We have to start addressing the fucked-up way we teach young men to be “masculine” in the same way we are trying to change the way young women look at femininity. We need to stop the dichotomy of #notallmen and #yesallwomen, and start to see how the challenges both genders face come from the exact same disgusting source: strict gender roles and ridiculous gendered expectations based solely on if your genitalia is an innie or an outie.

Elliot believed his entire self-worth was tied up in whether or not “hot” women would sleep with him. He believed he “deserved” to sleep with hot women because he was a good man.
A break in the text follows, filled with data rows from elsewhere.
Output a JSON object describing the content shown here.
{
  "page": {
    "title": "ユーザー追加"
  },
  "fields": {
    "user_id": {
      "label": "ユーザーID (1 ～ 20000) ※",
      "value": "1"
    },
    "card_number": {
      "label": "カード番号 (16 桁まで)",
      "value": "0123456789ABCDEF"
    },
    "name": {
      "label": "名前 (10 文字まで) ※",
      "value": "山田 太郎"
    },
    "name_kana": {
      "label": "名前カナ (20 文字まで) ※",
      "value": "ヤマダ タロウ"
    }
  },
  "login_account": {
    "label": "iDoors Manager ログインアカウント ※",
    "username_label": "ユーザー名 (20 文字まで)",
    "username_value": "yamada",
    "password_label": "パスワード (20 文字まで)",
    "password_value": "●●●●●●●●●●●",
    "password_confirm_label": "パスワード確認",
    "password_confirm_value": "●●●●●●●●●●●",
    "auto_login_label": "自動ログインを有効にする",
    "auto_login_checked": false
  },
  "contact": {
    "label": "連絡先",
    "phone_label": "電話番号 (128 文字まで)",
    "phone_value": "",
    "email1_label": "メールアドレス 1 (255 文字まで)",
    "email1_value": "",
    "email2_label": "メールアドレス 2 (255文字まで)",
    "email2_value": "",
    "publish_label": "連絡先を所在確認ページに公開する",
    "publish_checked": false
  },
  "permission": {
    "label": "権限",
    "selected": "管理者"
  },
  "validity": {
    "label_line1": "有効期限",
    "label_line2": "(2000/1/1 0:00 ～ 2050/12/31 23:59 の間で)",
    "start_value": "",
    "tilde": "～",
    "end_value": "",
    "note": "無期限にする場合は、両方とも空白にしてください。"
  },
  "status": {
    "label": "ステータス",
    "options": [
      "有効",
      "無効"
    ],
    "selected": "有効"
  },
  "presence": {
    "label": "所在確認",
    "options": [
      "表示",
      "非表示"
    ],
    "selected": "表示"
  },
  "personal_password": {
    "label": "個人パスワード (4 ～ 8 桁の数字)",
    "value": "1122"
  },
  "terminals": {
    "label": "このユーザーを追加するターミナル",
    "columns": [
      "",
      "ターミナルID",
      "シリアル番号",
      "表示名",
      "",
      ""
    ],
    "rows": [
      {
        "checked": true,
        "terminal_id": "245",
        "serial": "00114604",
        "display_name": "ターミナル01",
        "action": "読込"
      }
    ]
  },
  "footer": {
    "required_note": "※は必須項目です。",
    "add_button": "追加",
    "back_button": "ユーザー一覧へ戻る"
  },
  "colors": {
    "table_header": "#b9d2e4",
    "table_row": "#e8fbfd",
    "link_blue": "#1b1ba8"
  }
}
He is operating within a dichotomously-gendered world we have created: men get women as a reward.  Of course this sucks for women – we are little more than objects to bestowed on deserving men – but it also blows for men who begin to believe they are less than if they can’t “score with the ladies.”

And if men can’t get women, their only socially approved outlet of emotion is anger and aggression. Society doesn’t let “manly men” feel sad or god-forbid talk about their feelings. They are allowed to rage and that is all; rage until they have to vomit their anger out in all sorts of cringe-worthy ways. And while all this anger may fuel the threads of Reddit, it is not helping any young men find lasting happiness and equality in the world.
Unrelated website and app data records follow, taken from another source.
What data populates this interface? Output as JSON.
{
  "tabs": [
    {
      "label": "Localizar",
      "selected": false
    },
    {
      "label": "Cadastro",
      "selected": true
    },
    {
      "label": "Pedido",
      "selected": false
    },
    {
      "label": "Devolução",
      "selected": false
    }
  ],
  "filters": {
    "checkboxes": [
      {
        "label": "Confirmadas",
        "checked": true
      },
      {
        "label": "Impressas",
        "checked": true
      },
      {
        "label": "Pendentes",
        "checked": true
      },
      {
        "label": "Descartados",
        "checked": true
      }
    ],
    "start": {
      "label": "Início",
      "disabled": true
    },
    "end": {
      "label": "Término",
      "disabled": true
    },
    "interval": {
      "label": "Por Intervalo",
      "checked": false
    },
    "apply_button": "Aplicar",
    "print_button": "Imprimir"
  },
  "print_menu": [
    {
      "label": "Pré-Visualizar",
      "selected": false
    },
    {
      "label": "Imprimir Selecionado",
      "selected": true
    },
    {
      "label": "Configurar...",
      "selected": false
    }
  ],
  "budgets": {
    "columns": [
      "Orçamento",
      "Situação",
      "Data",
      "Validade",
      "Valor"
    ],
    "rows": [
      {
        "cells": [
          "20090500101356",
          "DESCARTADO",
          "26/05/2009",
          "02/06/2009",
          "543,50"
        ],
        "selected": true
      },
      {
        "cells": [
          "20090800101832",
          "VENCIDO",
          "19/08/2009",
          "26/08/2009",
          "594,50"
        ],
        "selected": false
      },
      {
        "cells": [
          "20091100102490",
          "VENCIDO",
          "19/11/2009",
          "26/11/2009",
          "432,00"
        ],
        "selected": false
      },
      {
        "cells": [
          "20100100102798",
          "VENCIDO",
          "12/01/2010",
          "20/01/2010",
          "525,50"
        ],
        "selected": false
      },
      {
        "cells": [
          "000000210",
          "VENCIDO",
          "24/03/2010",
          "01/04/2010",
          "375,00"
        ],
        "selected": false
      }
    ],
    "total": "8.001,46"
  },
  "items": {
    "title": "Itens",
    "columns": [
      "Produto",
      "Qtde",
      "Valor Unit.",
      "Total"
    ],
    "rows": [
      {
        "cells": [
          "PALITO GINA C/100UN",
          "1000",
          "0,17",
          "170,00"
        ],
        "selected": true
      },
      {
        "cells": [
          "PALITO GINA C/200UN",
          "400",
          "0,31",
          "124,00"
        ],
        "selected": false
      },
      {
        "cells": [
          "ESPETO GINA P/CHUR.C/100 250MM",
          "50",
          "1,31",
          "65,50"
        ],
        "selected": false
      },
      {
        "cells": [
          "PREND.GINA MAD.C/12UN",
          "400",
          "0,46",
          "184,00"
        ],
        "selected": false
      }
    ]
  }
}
#YesAllWomen deserve to live in a world free of fear of misogyny; and also #YesAllMen deserve to be able to live beyond the expectations of masculinity. Men too need a movement to break these ridiculously strict gender roles and I believe our generation of feminism should be that movement.
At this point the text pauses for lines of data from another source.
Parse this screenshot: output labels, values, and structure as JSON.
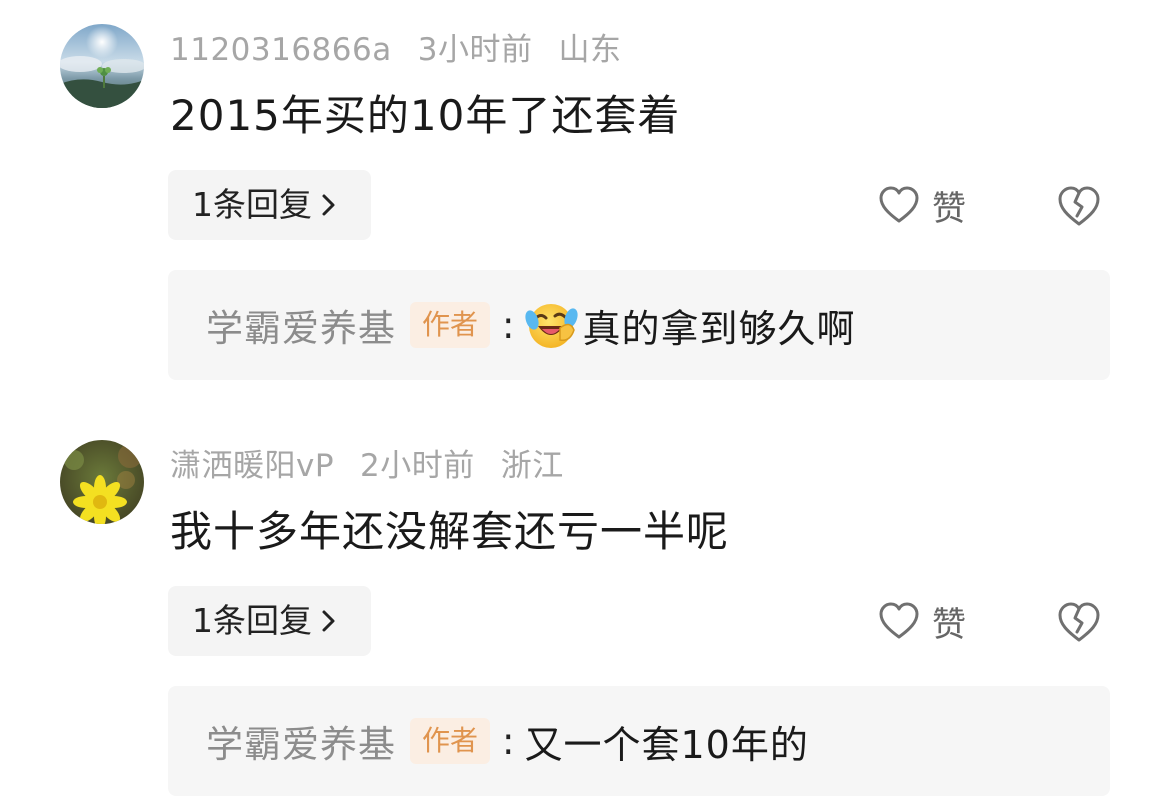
{
  "comments": [
    {
      "username": "1120316866a",
      "time": "3小时前",
      "location": "山东",
      "text": "2015年买的10年了还套着",
      "reply_count": "1条回复",
      "like_label": "赞",
      "reply": {
        "author": "学霸爱养基",
        "badge": "作者",
        "colon": ":",
        "emoji": "laughing-crying-emoji",
        "text": "真的拿到够久啊"
      }
    },
    {
      "username": "潇洒暖阳vP",
      "time": "2小时前",
      "location": "浙江",
      "text": "我十多年还没解套还亏一半呢",
      "reply_count": "1条回复",
      "like_label": "赞",
      "reply": {
        "author": "学霸爱养基",
        "badge": "作者",
        "colon": ":",
        "text": "又一个套10年的"
      }
    }
  ],
  "colors": {
    "meta_text": "#a6a6a6",
    "author_badge_text": "#e0944e",
    "author_badge_bg": "#fbeee3",
    "reply_box_bg": "#f6f6f6"
  }
}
Feminists still have to constantly fight against the ridiculous stereotype that feminists are “man-haters.” The past discourse of the second wave often pitted women against men in a ridiculous fight we both lost.

In the next generation we need to embrace men into the cause; with men we need to address issues of masculinity and the harm it does. This will not take away from the feminist movement, it can only strengthen it.

But it is not just about embracing men’s issues and addressing masculinity. We need to actively and vocally invite men into the feminist movement. We need more men on our chapter boards of NOW. We need more men writing feminist pieces in major news outlets. We need more feminist men in our ivory towers. We need more men who identify as feminist knowing the struggle is not just that of their sisters, mothers, girlfriends or partners, but that of their own. We need men invested in the feminist fight because, as we saw with Elliot Rodger, this is men’s fight too.

It bogus that we can all see pictures of Kate’s butt

From a piece I wrote for the Daily Dot….

“But perhaps more interesting than the “appropriateness” of Kate’s lack of underwear or the “civility” of the Germans for posting the pictures, let’s talk about why on God’s great booty-filled earth, a tabloid would ever print an accidental bare bottom shot of anyone who was not willing posing for a nudie photo and consenting for its publication. (We will ignore for the time being the fact that the amateur photographer has vowed to donate the money she received to charity in order to clear her own fucked-up conscience.)

The tabloid printed the picture, because like many residents of our global village, it believes the world has a right to see a woman’s body. This was the same logic used with the infamous bad girls of Hollywood crotch shots. (See: Britney SpearsParis Hilton, et al.) American tabloids have gone to extreme lengths to snap a pic of other celebs pantied or un-pantied crotches usually when these ladies are attempting to exit a car in heels.

The rule seems to be if you can angle your camera the right way, any part of a woman’s body is open to shoot and print; any part of a woman’s body can be sexualized, de-humanized then, of course, critiqued.

Because posting a picture of a woman’s private body is not enough—as a society we then feel we have the right to judge and comment on that body: it is too thin, too thick, too hairless, too hairy, too covered, too bare, too muscular, too flabby. Commenters seem to separate the photographed body from the actual human to which being it belongs. They forget that Kate Middleton’s butt actually belongs to, well, Kate Middleton, a human being who is more than her fabulous flowy dresses and toned ass.”

Read the full column here.